The college's first class of 32 students started that fall.
"Oh, yes, it was a great opportunity," Layton says. "It was a once-in-a-lifetime thing. At other medical schools, when you're a freshman, you can ask the older students questions like, 'Is that something you really have to know anything about?' or 'What are the exams like?' But now the founding faculty had to provide the answers.
"The really nice thing was that you knew all the students, and they knew you, and you felt very comfortable talking with them. We would arrange for faculty and students to get together on Saturdays and play golf, or go swimming at the pool at the Lodge on the Desert, or have a party at a student's or a faculty member's house."
Dr. Anna Graham, a member of the class of 1974 who rose to national prominence in pathology, recalls the impact Layton had on her career.
"Jack started changing my life when I was a medical student," Graham says. "One of my first impressions of him that was so powerful was when, on the first day of class, he was there to welcome us and tell us what pathology was all about.
"I remember thinking, this is a man who must be terribly busy. It impressed me a great deal that he would take that time with us."

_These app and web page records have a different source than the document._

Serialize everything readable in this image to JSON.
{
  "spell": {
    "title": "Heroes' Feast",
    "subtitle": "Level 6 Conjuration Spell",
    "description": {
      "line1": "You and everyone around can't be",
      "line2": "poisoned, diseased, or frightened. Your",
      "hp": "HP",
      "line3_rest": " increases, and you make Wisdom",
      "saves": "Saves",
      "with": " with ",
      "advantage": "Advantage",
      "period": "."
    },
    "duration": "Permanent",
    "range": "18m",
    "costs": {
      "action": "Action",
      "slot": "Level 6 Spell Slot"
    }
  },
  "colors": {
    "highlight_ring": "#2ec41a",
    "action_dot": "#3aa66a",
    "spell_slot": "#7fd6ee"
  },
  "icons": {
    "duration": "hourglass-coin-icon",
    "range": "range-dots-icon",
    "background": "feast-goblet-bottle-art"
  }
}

He also was a father figure, Graham says. "You knew to go to him if you had a question or you were troubled by something. He would take the time to listen and give you good advice."
"Jack was also completely gender-blind in terms of encouraging people in their careers," Graham says, noting that there were more female faculty in his department than most other clinical departments.

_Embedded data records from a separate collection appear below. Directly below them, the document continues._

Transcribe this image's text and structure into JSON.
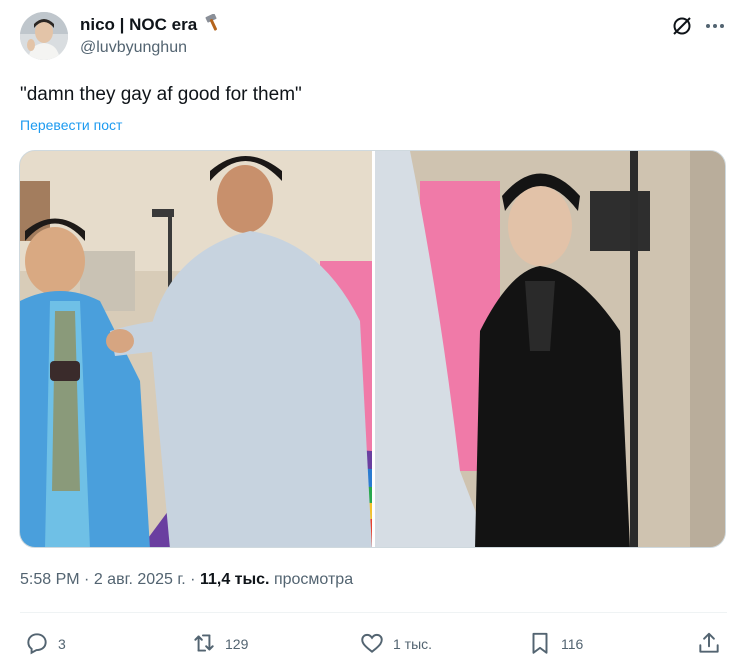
{
  "tweet": {
    "author_name": "nico | NOC era",
    "author_handle": "@luvbyunghun",
    "text": "\"damn they gay af good for them\"",
    "translate_label": "Перевести пост",
    "time": "5:58 PM",
    "date": "2 авг. 2025 г.",
    "views_count": "11,4 тыс.",
    "views_label": "просмотра"
  },
  "actions": {
    "replies": "3",
    "reposts": "129",
    "likes": "1 тыс.",
    "bookmarks": "116"
  },
  "icons": [
    "hammer-icon",
    "grok-icon",
    "more-icon",
    "reply-icon",
    "repost-icon",
    "like-icon",
    "bookmark-icon",
    "share-icon"
  ],
  "colors": {
    "link": "#1d9bf0",
    "muted": "#536471",
    "text": "#0f1419"
  }
}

"When I was a resident, we lacked a specialist in bone pathology, and he offered me that opportunity to work with orthopedic surgeons, and that was very exciting for me."

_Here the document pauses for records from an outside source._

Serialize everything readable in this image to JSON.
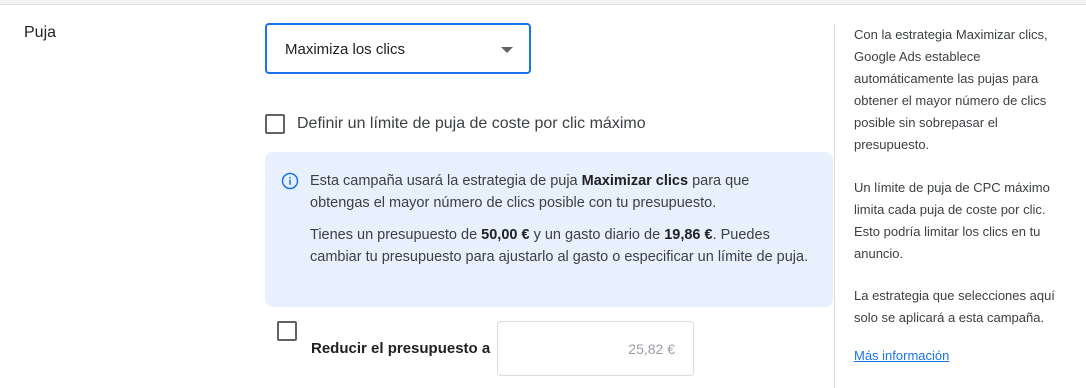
{
  "section": {
    "label": "Puja"
  },
  "strategy_select": {
    "value": "Maximiza los clics"
  },
  "max_cpc_checkbox": {
    "label": "Definir un límite de puja de coste por clic máximo",
    "checked": false
  },
  "info": {
    "p1_pre": "Esta campaña usará la estrategia de puja ",
    "p1_bold": "Maximizar clics",
    "p1_post": " para que obtengas el mayor número de clics posible con tu presupuesto.",
    "p2_pre": "Tienes un presupuesto de ",
    "p2_budget": "50,00 €",
    "p2_mid": " y un gasto diario de ",
    "p2_spend": "19,86 €",
    "p2_post": ". Puedes cambiar tu presupuesto para ajustarlo al gasto o especificar un límite de puja."
  },
  "reduce_budget": {
    "label": "Reducir el presupuesto a",
    "placeholder": "25,82 €",
    "checked": false
  },
  "sidebar": {
    "p1": "Con la estrategia Maximizar clics, Google Ads establece automáticamente las pujas para obtener el mayor número de clics posible sin sobrepasar el presupuesto.",
    "p2": "Un límite de puja de CPC máximo limita cada puja de coste por clic. Esto podría limitar los clics en tu anuncio.",
    "p3": "La estrategia que selecciones aquí solo se aplicará a esta campaña.",
    "link": "Más información"
  },
  "colors": {
    "accent": "#1a73e8",
    "info_bg": "#e8f0fe",
    "text": "#3c4043"
  },
  "icons": {
    "info": "info-icon",
    "dropdown": "chevron-down-icon"
  }
}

Layton also encouraged Graham to take part in professional organizations. She did, and eventually became president of the American Society of Clinical Pathology.
In 1971, President Richard Nixon chose DuVal as assistant secretary of health in what was then the Department of Health, Education and Welfare. Layton served as acting dean of the College of Medicine and director of the Arizona Medical Center from 1971 until 1973, then continued with the department of pathology. DuVal returned as dean for a year, then was succeeded by Dr. Neal Vanselow.
As to why he went into medicine, Layton's explanation sounds like a narrative for a Norman Rockwell painting.
By the time he was 8 or 10, he would hang out after school in his father's pharmacy on the first floor of a building that had doctors' offices on the second floor.
"I figured I'd be a pharmacist. But then one of the doctors upstairs told me I should go into medicine, I guess because I was interested in pharmaceuticals and had a good grade-point average."
In any case, his choice proved successful. Layton is nationally and internationally recognized for his contributions to pathology, particularly with regard to infectious disease and neoplasia, including tumors of the eye.
He was president of several organizations: the American Society of Clinical Pathologists, the International Academy of Pathology, the American Board of Pathology and the American Registry of Pathology. He also was chairman of the Board of Regents of the national Academy of Medicine, and served on advisory boards to the medical director of the Veterans Administration, and to the Armed Forces Institute of Pathology. He was a delegate to the American Medical Association and the American Board of Medical Specialties.
His work with these organizations promoted awareness of the fledgling UA College of Medicine.
The first class of UA College of Medicine graduates honored Layton as "The Father of the Class of '71." Five years later, they honored him again as the teacher they most appreciated in medical school, and presented him and his wife, Bette, with a trip to Tahiti.
Layton remained head of pathology until 1988. Looking back on his pioneering career, Layton says his most rewarding experiences were those associated with being a founding faculty member at the UA College of Medicine.